  • External audit is responsible for the statutory audit of the authority's accounts and financial statements, including giving an annual opinion on them and also providing a conclusion on the value for money arrangements.

    The external audit function is currently provided by Deloitte LLP from 2018 to 2019 for a five year period.

Audit and Governance Committee independent members

The Audit and Governance Committee includes three independent members who are recruited and appointed through an advertisement and interview process.

The role is filled by members of the public in contrast to the elected members (councillors) who sit on the committee. There is an agreed role profile with criteria that is assessed by an evaluation panel.

Audit and Governance Committee role

The work of independent members includes providing independent assurance of the effectiveness of:

  • the governance arrangements of the authority
  • the authority's risk management framework
  • the authority's financial management processes and the way this relates to the performance of services

They attend six scheduled meetings of the Audit and Governance Committee per year, as well as preparing and contributing to those meetings. Members also undertake a rolling learning and development programme to add to their skills and knowledge alongside our Fire and Rescue Authority members.

Independent members receive an allowance of £481 per annum.


Independent members serve no more than two terms of four years (eight years in total). At the end of the first four years, there is an agreed appraisal process conducted by the Chair of the Audit and Governance Committee who makes a recommendation to the Fire and Rescue Authority as to the suitability of the member to continue to their second term.

Audit and risk management

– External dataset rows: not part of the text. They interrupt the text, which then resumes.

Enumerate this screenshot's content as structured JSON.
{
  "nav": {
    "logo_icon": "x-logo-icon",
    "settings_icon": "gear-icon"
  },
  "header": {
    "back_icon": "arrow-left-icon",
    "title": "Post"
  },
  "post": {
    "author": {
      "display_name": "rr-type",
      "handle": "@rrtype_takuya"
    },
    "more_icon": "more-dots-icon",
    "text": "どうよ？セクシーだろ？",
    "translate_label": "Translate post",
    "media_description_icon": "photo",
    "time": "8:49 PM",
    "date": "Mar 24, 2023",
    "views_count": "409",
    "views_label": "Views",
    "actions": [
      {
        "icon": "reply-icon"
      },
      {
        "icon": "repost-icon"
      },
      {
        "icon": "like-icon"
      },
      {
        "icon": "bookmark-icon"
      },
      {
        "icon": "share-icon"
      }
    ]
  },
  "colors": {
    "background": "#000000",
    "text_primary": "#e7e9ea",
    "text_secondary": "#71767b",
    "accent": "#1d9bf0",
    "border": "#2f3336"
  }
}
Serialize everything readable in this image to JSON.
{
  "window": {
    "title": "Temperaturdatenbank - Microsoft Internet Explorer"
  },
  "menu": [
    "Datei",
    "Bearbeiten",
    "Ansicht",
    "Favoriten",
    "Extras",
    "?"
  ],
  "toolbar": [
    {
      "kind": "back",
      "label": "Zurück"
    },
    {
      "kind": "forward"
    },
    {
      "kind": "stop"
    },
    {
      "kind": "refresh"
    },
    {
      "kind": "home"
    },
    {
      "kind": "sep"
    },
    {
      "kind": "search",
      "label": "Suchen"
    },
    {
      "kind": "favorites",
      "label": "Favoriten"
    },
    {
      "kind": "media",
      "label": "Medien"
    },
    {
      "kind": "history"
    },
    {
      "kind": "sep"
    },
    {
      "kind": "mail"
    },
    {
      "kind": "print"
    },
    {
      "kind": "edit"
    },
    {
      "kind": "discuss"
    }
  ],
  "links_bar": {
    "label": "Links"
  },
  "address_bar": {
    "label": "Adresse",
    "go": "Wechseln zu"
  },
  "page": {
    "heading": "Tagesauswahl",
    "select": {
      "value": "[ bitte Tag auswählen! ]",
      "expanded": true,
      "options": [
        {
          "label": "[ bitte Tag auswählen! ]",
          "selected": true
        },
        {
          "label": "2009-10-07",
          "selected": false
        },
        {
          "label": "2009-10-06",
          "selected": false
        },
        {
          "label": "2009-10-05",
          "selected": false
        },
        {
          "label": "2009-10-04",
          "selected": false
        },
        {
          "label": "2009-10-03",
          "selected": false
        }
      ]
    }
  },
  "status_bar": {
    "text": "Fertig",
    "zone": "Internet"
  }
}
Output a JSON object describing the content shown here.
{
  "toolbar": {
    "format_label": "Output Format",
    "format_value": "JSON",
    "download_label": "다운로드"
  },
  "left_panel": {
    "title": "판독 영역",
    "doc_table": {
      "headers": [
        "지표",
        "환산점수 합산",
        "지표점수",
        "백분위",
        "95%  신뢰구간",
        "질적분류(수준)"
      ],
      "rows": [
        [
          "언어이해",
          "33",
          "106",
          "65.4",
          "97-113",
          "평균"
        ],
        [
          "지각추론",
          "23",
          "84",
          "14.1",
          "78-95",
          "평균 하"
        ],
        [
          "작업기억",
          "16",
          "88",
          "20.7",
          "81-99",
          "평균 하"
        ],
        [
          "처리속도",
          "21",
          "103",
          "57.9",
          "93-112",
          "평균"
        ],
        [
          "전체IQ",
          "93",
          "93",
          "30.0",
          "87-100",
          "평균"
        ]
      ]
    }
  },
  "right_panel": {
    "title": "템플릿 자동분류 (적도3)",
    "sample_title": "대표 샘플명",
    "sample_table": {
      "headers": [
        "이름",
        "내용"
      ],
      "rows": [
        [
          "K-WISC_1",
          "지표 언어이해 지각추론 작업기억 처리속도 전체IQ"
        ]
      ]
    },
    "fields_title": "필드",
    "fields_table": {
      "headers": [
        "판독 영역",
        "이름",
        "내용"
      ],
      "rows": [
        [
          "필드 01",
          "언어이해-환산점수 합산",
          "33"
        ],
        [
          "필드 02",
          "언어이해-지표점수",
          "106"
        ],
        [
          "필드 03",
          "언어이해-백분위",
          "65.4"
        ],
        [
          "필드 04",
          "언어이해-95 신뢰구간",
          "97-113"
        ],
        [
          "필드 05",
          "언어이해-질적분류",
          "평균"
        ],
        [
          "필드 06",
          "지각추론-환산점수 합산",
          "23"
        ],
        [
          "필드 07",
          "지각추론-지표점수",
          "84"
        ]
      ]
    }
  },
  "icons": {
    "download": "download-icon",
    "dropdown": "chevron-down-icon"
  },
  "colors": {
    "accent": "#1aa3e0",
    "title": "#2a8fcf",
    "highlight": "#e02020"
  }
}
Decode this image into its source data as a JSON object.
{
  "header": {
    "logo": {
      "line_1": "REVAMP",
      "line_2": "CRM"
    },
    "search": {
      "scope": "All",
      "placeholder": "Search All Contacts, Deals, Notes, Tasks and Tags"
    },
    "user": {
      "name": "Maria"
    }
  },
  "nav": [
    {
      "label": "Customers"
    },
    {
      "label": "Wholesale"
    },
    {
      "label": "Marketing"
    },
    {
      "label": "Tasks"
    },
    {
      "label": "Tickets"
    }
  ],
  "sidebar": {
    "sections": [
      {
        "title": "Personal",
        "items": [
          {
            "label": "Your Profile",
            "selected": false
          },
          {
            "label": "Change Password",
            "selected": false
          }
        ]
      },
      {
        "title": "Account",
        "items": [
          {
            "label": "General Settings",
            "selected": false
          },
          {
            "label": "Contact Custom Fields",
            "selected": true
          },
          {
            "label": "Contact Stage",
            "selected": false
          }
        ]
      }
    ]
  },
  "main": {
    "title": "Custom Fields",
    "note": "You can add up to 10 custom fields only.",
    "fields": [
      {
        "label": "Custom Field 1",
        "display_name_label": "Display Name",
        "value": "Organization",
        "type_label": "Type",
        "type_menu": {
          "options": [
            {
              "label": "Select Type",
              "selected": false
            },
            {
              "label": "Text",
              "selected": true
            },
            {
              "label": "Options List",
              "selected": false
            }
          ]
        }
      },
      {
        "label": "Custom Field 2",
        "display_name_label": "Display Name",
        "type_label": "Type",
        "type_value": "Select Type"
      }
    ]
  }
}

The Association of Local Authority Risk Managers (ALARM) recommend that all corporate bodies should assess business risks and put in place control measures to reduce or eliminate risks via a published risk register.

'Corporate risk' means those risks that would seriously affect the authority's ability to achieve its objectives. The authority and service have a joint corporate risk register which is submitted to the Audit and Governance Committee on a quarterly basis.

The authority's operational plan (Community Risk Management Plan), which is primarily focused on the delivery of the operational elements of the fire and rescue service sits alongside the Strategic Plan.